WORK TO BE COMPLETED: Your response should consist of every entry, unchanged.

[Element data from apps and pages]
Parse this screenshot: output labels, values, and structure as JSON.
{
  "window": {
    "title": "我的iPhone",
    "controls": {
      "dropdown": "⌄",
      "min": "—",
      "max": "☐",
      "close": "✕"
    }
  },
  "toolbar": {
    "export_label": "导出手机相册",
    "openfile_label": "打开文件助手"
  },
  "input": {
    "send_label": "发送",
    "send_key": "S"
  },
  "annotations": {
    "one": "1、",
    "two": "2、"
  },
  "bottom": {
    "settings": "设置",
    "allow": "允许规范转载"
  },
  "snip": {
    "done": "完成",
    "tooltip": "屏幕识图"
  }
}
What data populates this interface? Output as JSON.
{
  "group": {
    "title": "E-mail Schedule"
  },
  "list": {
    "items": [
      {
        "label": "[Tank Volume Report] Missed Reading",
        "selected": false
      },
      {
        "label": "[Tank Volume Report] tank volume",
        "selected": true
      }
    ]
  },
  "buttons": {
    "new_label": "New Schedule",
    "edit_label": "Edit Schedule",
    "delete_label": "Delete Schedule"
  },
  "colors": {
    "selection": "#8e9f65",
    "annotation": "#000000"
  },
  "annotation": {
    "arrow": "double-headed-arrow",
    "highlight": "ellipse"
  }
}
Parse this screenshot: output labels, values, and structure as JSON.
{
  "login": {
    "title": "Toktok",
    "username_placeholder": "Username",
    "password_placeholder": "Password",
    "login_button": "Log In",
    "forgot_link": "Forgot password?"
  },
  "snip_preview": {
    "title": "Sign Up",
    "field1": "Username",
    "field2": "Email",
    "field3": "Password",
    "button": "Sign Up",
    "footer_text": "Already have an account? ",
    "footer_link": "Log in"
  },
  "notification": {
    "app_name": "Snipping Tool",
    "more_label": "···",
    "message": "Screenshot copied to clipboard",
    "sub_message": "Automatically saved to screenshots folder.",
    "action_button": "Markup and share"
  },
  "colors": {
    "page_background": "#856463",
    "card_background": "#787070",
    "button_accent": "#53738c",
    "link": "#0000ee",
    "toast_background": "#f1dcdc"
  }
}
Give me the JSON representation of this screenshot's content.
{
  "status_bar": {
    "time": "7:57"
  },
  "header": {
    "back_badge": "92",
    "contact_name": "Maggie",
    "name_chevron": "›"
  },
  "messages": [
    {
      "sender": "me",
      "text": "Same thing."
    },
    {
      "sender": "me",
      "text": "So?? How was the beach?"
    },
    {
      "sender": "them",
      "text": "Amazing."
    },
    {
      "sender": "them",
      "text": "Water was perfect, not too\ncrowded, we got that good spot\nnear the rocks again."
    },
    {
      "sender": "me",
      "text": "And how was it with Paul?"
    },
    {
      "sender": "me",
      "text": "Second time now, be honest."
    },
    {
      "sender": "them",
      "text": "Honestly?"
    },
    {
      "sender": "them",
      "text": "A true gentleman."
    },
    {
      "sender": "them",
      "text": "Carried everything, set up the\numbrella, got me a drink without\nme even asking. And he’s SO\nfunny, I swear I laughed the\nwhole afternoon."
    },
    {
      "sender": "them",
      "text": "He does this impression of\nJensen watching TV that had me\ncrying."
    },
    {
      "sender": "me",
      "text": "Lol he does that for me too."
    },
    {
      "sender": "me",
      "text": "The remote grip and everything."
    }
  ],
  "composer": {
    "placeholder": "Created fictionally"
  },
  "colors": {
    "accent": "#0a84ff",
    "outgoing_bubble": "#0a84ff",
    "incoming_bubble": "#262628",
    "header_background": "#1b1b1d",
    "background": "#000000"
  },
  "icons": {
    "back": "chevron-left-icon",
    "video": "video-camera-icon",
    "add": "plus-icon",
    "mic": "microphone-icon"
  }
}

TASK RESPONSE:
Parse this screenshot: output labels, values, and structure as JSON.
{
  "window": {
    "title": "我的iPhone",
    "controls": {
      "dropdown": "⌄",
      "min": "—",
      "max": "☐",
      "close": "✕"
    }
  },
  "toolbar": {
    "export_label": "导出手机相册",
    "openfile_label": "打开文件助手"
  },
  "input": {
    "send_label": "发送",
    "send_key": "S"
  },
  "annotations": {
    "one": "1、",
    "two": "2、"
  },
  "bottom": {
    "settings": "设置",
    "allow": "允许规范转载"
  },
  "snip": {
    "done": "完成",
    "tooltip": "屏幕识图"
  }
}
What data populates this interface? Output as JSON.
{
  "group": {
    "title": "E-mail Schedule"
  },
  "list": {
    "items": [
      {
        "label": "[Tank Volume Report] Missed Reading",
        "selected": false
      },
      {
        "label": "[Tank Volume Report] tank volume",
        "selected": true
      }
    ]
  },
  "buttons": {
    "new_label": "New Schedule",
    "edit_label": "Edit Schedule",
    "delete_label": "Delete Schedule"
  },
  "colors": {
    "selection": "#8e9f65",
    "annotation": "#000000"
  },
  "annotation": {
    "arrow": "double-headed-arrow",
    "highlight": "ellipse"
  }
}
Parse this screenshot: output labels, values, and structure as JSON.
{
  "login": {
    "title": "Toktok",
    "username_placeholder": "Username",
    "password_placeholder": "Password",
    "login_button": "Log In",
    "forgot_link": "Forgot password?"
  },
  "snip_preview": {
    "title": "Sign Up",
    "field1": "Username",
    "field2": "Email",
    "field3": "Password",
    "button": "Sign Up",
    "footer_text": "Already have an account? ",
    "footer_link": "Log in"
  },
  "notification": {
    "app_name": "Snipping Tool",
    "more_label": "···",
    "message": "Screenshot copied to clipboard",
    "sub_message": "Automatically saved to screenshots folder.",
    "action_button": "Markup and share"
  },
  "colors": {
    "page_background": "#856463",
    "card_background": "#787070",
    "button_accent": "#53738c",
    "link": "#0000ee",
    "toast_background": "#f1dcdc"
  }
}
Give me the JSON representation of this screenshot's content.
{
  "status_bar": {
    "time": "7:57"
  },
  "header": {
    "back_badge": "92",
    "contact_name": "Maggie",
    "name_chevron": "›"
  },
  "messages": [
    {
      "sender": "me",
      "text": "Same thing."
    },
    {
      "sender": "me",
      "text": "So?? How was the beach?"
    },
    {
      "sender": "them",
      "text": "Amazing."
    },
    {
      "sender": "them",
      "text": "Water was perfect, not too\ncrowded, we got that good spot\nnear the rocks again."
    },
    {
      "sender": "me",
      "text": "And how was it with Paul?"
    },
    {
      "sender": "me",
      "text": "Second time now, be honest."
    },
    {
      "sender": "them",
      "text": "Honestly?"
    },
    {
      "sender": "them",
      "text": "A true gentleman."
    },
    {
      "sender": "them",
      "text": "Carried everything, set up the\numbrella, got me a drink without\nme even asking. And he’s SO\nfunny, I swear I laughed the\nwhole afternoon."
    },
    {
      "sender": "them",
      "text": "He does this impression of\nJensen watching TV that had me\ncrying."
    },
    {
      "sender": "me",
      "text": "Lol he does that for me too."
    },
    {
      "sender": "me",
      "text": "The remote grip and everything."
    }
  ],
  "composer": {
    "placeholder": "Created fictionally"
  },
  "colors": {
    "accent": "#0a84ff",
    "outgoing_bubble": "#0a84ff",
    "incoming_bubble": "#262628",
    "header_background": "#1b1b1d",
    "background": "#000000"
  },
  "icons": {
    "back": "chevron-left-icon",
    "video": "video-camera-icon",
    "add": "plus-icon",
    "mic": "microphone-icon"
  }
}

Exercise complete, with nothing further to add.